Oct. 2, 2008 "Granny talk"
It’s Thursday, October 2nd
, and as I am sitting, waiting to go to the fair—again
—I thought I would write about eating some of the fried, fair food.
Before I make my point, I feel I should share some of my family history with you. I am half Japanese (mom) and the other half (dad) is a mix of English, Irish, and Welsh; my Japanese grandmother would not be P.C. and call me a “mutt.” My grandmother, God rest her soul, was a little woman---with a TOWERING personality. She stood 4’10”, and weighed around 75 pounds. Her name was Fumi Yabe (named after Mt. Fuji---thus the big attitude.) My granny was definitely the matriarch of the family and EVERYONE knew she ruled the roost. No one would ever speak out of turn, or make her mad—because if you did—you were BUSTED! My grandmother always said what was on her mind, (there was no filter) and sometimes she would even say it in Japanese; this is when we knew we were really in trouble—for something.
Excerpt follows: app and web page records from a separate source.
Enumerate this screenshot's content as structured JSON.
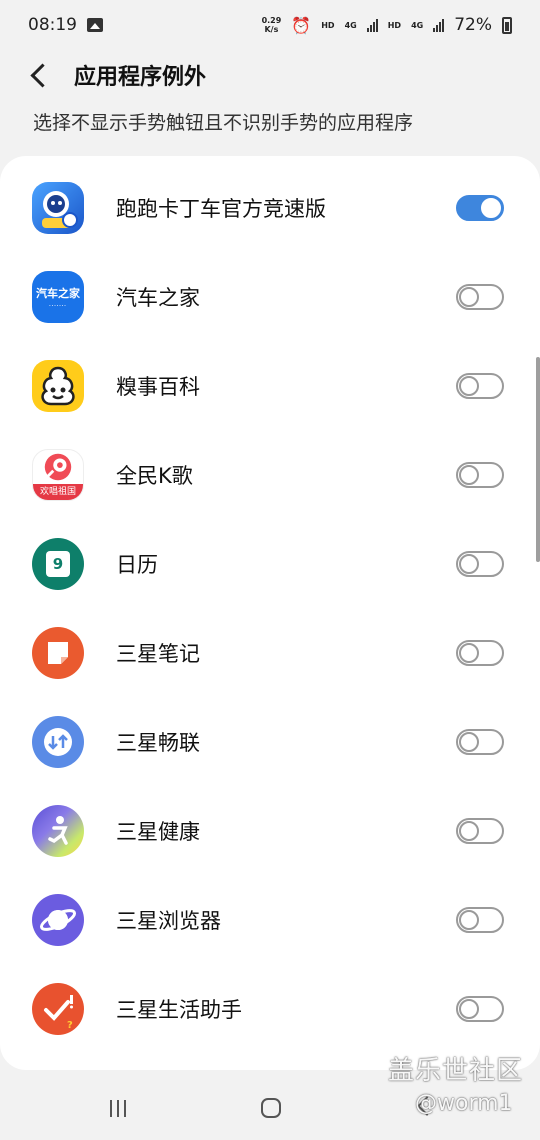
{
  "status_bar": {
    "time": "08:19",
    "net_speed_value": "0.29",
    "net_speed_unit": "K/s",
    "hd1": "HD",
    "g1": "4G",
    "hd2": "HD",
    "g2": "4G",
    "battery": "72%"
  },
  "header": {
    "title": "应用程序例外"
  },
  "description": "选择不显示手势触钮且不识别手势的应用程序",
  "apps": [
    {
      "name": "跑跑卡丁车官方竞速版",
      "enabled": true,
      "icon": "kart-rider-icon",
      "icon_text": "",
      "color": "#2a6fd6"
    },
    {
      "name": "汽车之家",
      "enabled": false,
      "icon": "autohome-icon",
      "icon_text": "汽车之家",
      "color": "#1a73e8"
    },
    {
      "name": "糗事百科",
      "enabled": false,
      "icon": "qiushibaike-icon",
      "icon_text": "",
      "color": "#ffcc1a"
    },
    {
      "name": "全民K歌",
      "enabled": false,
      "icon": "kge-icon",
      "icon_text": "欢唱祖国",
      "color": "#f04b56"
    },
    {
      "name": "日历",
      "enabled": false,
      "icon": "calendar-icon",
      "icon_text": "9",
      "color": "#0e7f6a"
    },
    {
      "name": "三星笔记",
      "enabled": false,
      "icon": "samsung-notes-icon",
      "icon_text": "",
      "color": "#ea5a2f"
    },
    {
      "name": "三星畅联",
      "enabled": false,
      "icon": "samsung-connect-icon",
      "icon_text": "",
      "color": "#5a8be6"
    },
    {
      "name": "三星健康",
      "enabled": false,
      "icon": "samsung-health-icon",
      "icon_text": "",
      "color": "#6a5bd8"
    },
    {
      "name": "三星浏览器",
      "enabled": false,
      "icon": "samsung-internet-icon",
      "icon_text": "",
      "color": "#6b5ce0"
    },
    {
      "name": "三星生活助手",
      "enabled": false,
      "icon": "samsung-reminder-icon",
      "icon_text": "",
      "color": "#e8522f"
    }
  ],
  "watermark": {
    "line1": "盖乐世社区",
    "line2": "@worm1"
  }
}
I would constantly hear my granny say, “Baka tare!” Or, “Dame, dame, dame!” First, let me give you a pronunciation. “Baka tare” is pronounced bakka Ta-day. “Dame” is pronounced Da-may. And now for the translation: “Baka tara” means “stupid head,” and “Dame” means, “no good.” When I was younger I thought she said these words when she lost at Solitaire or when she messed up a recipe. I later realized that most of the time—it was directed at MOI! (Insert sarcasm. This is how I developed a thick skin while growing up! Hahahahaha!) If I did something that my granny thought was dumb, I would hear, “Chera baka tara!” Or “Chera dame, dame, dame!” Most of the time she had every right to say those things; for instance when I put my hand on a hot stove, or when I was practicing my ice skating jumps in the house around sharp objects and fell and split my lip open—blood spewing everywhere, or the times I would ruin dinner because I couldn’t follow her directions. So, you see she was usually right about me being a “stupid head.”
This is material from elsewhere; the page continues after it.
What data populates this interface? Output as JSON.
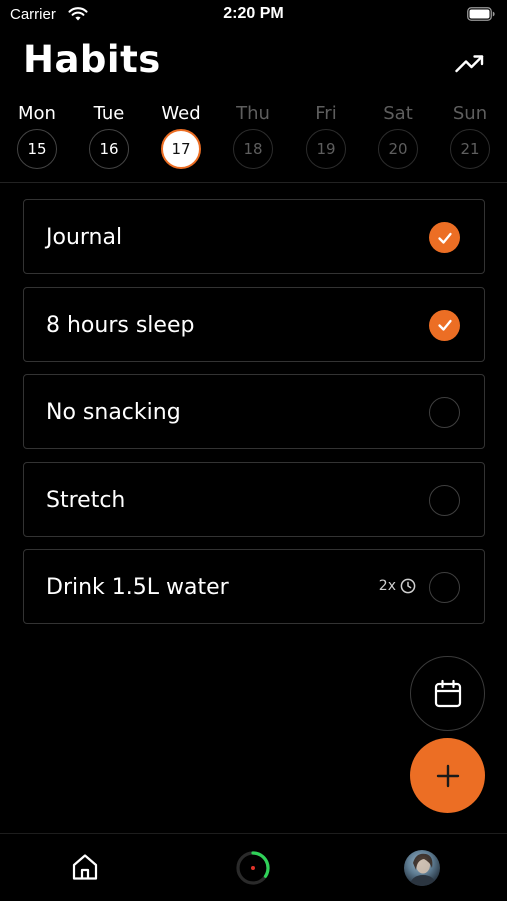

Let me digress for a sentence or two, or three—since we are still kinda on the subject of cooking. I can’t cook—at all! (Again, there is a point to my granny and family history.) This is why my husband cooks for me or I eat, at least this week, fried, fair food! My body is conflicted by these “delicacies.” My taste buds, for the most part, like the crap I have been shoveling in, but my stomach—not so much. (This is where my grandmother comes in.) I can hear, clear as day, her saying in broken English, “Chera! What is wrong with you? You stupid head! Dame, dame, dame!” She would then continue, “Baka tara! You are not Japanese. How can you eat that stuff?” (No beating around the bush with my granny. She gets right to the point!)
Wow! That just took four paragraphs to get that point. Sorry. Nonetheless, It is Thursday and I have just now started hearing my grandmother’s voice in my head regarding fair food. This is what she is saying while looking down on me shaking her head in disgust, “Chera! Dame! You are going to be so sorry on Saturday. Baka tara!” Then she continues with “This will be your fault if you get sick or don’t finish your run!” (Good times, huh? Oh, my granny, she had a wicked sense of humor! Gotta love the honesty!) J
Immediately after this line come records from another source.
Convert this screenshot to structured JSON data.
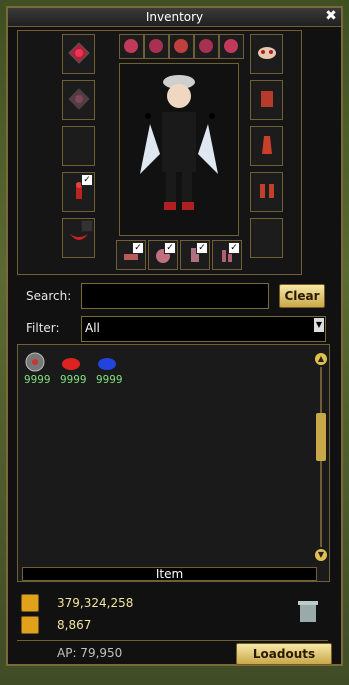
{
  "window": {
    "title": "Inventory",
    "close_label": "✖"
  },
  "search": {
    "label": "Search:",
    "value": "",
    "clear_label": "Clear"
  },
  "filter": {
    "label": "Filter:",
    "value": "All"
  },
  "items": [
    {
      "icon": "gear-orb-icon",
      "count": "9999"
    },
    {
      "icon": "red-slime-icon",
      "count": "9999"
    },
    {
      "icon": "blue-slime-icon",
      "count": "9999"
    }
  ],
  "items_tab": {
    "label": "Item"
  },
  "currency": [
    {
      "icon": "gold-bar-icon",
      "value": "379,324,258"
    },
    {
      "icon": "gold-coin-icon",
      "value": "8,867"
    }
  ],
  "ap": {
    "text": "AP: 79,950"
  },
  "loadouts": {
    "label": "Loadouts"
  },
  "colors": {
    "frame_gold": "#7a6a3a",
    "button_gold": "#c9a84a",
    "count_green": "#7fe07f",
    "currency_text": "#f2e3a0"
  }
}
So here I sit at my desk, silently speaking to my granny. I say, “Gra’ma, because I don’t want you to be upset, I want to tell you that I have not eaten anything crappy today—and I will not eat anything crappy, fried or fattening tomorrow, either. I promise.” I want to finish this run with the Fleet Feet gang and the Hawt AsSphalts, and I want to finish it strong—and we all will. If that means channeling my granny to get through it, then so be it! J
We all have a little “granny” in us—or at least know someone like my grandmother who can keep us in line, right? So let’s get out there and kick some Hawt AsSphalt on Saturday!!! 18 miles is NOTHIN’! J
P.S. Clay said he would bring Krispy Kremes! J